My Weekend Vacation

I call this: summer stock — Posted by KP @ 11:12 am

Somewhat against my will, I’m spending my 36 hours off taking a little vacation. I’ve never been a fan of doing anything crazy on my days off at Reagle. I’m usually just catching up on basic things like sleep, laundry, groceries, and general relaxation. So today it’s Monday, and I don’t have to be back at work until Wednesday night’s show. And I’m currently on a train to… New York. Not at all where I would be going were I going somewhere. A lot of our New York-based actors go home on the days off, because they tend to have kids or spouses or some compelling reason to be there. I’m going to get my picture taken.

This is the stupidest reason I have ever had to do anything. On April 25 — I say again April 25, the photos were taken of the Phantom company for the Playbill Broadway Yearbook. This past Friday, I was at our opening night afterparty at a Waltham restaurant appropriately named Margaritas, just being served my margarita, when I received a phone call shortly before midnight. This was June 15. Apparently “due to a corrupted disk” they have lost the photos for the yearbook. I haven’t been able to get any more details about who lost them or when or how, or if it’s just Phantom or every show, or something in between. All I know is that in 52 days, somebody managed not to make a reliable backup of photos intended for publication.

The bottom line is that I was very pleased that the photos were originally taken while I was in town and available (as opposed to the first edition of the yearbook when I managed not to be in the book at all, despite having worked on three or four shows, and spent the entire year answering people’s questions of, “How come I don’t see any pictures of you in the yearbook?”). It was also a nice intimate photo of the Phantom stage management team, as opposed to the large group photos we’ve had in the past (see my profile pic for example). I was looking forward to seeing how it came out, and had made inquiries about getting a digital copy. So I was rather not-happy when I got this phone call telling me the pictures were lost and had to be retaken. The one good thing is that they happened to reschedule picture day for a Monday. At first I wasn’t intending to spend my weekend and a bunch of money dragging myself to New York just to get a picture taken. But I was so furious about the whole thing the more I thought about it overnight, I decided the money was replaceable, and if I threw enough money at it, I could make it a rather relaxing couple days off instead of a hassle.
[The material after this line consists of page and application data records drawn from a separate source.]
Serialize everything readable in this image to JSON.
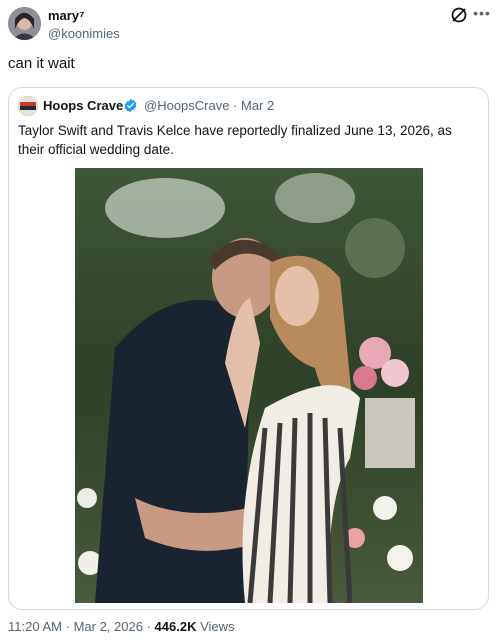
{
  "author": {
    "name": "mary⁷",
    "handle": "@koonimies"
  },
  "tweet": {
    "text": "can it wait"
  },
  "quoted": {
    "name": "Hoops Crave",
    "handle": "@HoopsCrave",
    "separator": "·",
    "date": "Mar 2",
    "text": "Taylor Swift and Travis Kelce have reportedly finalized June 13, 2026, as their official wedding date.",
    "logo_text": "HOOPS CRAVE",
    "verified_color": "#1d9bf0"
  },
  "meta": {
    "time": "11:20 AM",
    "separator": "·",
    "date": "Mar 2, 2026",
    "views": "446.2K",
    "views_label": "Views"
  },
  "icons": {
    "grok": "grok-icon",
    "more": "more-icon",
    "verified": "verified-badge-icon"
  }
}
And I’d get to see my friends and sleep in my own bed, and most importantly, be in the picture for posterity and not have to be bitter about it the rest of my life.

I thought about driving, but I hate driving, and I didn’t feel comfortable parking the rental car in my neighborhood, and certainly wasn’t driving through midtown. I thought about the bus, but the whole prospect of five to six hours each way on a bus was unbearable. So I went with the train. I took the cheapest trains each way, and the ones in the most reasonable hour of the day. I’ll arrive just in time to take the picture and depart in the late morning tomorrow, and should be back in Waltham around 3:30, with more than 24 hours left in my weekend. Not so bad, really, and it’s more interesting than what I’d be doing if I weren’t going anywhere.